** Raw data **
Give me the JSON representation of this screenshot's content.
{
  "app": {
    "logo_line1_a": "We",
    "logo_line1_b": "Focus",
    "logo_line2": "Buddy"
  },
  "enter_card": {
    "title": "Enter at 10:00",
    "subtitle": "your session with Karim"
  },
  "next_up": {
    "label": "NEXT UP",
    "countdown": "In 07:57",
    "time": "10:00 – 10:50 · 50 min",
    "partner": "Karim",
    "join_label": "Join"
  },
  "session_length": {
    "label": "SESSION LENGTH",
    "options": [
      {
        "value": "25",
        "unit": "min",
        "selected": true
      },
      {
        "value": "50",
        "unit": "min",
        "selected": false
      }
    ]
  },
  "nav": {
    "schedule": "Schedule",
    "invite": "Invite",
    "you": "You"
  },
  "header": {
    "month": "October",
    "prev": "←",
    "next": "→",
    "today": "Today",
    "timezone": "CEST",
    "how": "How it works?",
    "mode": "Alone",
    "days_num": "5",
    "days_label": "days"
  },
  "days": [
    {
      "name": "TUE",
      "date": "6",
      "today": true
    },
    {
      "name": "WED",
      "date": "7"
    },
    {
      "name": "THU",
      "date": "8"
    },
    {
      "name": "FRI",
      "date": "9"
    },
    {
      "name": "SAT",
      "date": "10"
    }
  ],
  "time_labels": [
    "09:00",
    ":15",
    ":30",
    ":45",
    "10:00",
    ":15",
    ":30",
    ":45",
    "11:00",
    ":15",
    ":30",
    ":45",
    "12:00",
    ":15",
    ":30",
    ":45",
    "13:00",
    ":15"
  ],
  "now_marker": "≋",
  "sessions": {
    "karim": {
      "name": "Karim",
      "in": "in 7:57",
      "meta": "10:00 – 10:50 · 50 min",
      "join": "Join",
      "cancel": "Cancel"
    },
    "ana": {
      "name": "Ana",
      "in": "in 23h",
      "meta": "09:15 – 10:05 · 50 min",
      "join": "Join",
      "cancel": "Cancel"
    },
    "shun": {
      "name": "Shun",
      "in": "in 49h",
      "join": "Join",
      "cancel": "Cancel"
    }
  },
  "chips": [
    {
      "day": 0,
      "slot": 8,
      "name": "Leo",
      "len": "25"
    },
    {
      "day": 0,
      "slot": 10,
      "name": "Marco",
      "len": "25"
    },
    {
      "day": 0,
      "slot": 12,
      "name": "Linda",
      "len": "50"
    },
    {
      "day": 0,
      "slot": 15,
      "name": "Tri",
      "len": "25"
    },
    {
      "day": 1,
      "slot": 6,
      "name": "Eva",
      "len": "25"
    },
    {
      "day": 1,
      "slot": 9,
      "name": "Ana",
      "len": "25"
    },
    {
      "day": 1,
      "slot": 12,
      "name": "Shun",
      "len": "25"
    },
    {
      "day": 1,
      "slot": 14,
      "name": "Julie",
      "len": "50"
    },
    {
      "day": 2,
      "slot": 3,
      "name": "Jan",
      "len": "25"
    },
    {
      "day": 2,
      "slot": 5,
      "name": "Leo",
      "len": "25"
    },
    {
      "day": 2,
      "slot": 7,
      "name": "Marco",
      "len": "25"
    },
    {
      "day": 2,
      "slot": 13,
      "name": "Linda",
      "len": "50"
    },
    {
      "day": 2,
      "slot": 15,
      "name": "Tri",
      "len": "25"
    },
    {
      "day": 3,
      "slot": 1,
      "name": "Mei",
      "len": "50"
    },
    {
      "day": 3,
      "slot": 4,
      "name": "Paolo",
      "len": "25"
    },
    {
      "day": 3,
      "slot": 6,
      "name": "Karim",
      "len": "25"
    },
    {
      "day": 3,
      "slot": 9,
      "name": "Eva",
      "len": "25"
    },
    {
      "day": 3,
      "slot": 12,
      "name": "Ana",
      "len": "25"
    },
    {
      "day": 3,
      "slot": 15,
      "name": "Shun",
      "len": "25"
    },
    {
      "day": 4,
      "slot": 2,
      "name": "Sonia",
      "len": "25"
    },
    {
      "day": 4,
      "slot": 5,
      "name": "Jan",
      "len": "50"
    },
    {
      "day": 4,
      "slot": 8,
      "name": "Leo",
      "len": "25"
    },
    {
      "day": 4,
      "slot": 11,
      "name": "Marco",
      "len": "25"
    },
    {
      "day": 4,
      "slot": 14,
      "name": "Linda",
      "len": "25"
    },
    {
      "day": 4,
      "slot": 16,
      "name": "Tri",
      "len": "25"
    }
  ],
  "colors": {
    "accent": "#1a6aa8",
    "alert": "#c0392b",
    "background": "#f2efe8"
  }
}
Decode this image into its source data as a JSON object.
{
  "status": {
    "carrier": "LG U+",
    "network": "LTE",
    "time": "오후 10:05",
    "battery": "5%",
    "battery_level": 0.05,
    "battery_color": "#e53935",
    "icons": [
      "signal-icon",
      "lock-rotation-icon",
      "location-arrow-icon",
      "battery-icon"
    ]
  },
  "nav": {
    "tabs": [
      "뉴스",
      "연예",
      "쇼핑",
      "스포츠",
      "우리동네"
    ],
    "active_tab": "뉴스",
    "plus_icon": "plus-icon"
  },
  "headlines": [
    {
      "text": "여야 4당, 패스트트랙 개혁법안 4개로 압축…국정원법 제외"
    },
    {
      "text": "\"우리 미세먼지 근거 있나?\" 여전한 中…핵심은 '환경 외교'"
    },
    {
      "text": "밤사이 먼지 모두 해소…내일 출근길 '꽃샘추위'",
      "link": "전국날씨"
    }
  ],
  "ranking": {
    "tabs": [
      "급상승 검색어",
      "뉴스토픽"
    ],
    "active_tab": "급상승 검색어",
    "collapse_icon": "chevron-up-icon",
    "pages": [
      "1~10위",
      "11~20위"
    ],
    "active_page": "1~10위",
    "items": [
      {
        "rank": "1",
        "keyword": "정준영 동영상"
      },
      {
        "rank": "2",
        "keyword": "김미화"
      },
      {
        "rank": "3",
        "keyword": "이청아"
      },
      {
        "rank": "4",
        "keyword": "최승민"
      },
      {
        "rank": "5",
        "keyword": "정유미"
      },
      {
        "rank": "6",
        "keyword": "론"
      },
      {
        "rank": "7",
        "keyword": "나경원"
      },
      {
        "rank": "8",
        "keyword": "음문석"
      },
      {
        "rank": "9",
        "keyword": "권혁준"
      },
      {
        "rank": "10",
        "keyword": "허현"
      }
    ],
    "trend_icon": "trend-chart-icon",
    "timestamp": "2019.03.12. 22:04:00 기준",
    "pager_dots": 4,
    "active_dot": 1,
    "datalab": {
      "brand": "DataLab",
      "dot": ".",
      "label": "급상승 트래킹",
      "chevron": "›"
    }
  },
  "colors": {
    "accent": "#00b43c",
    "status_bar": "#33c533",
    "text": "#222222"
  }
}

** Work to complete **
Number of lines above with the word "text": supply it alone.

** Reply **
4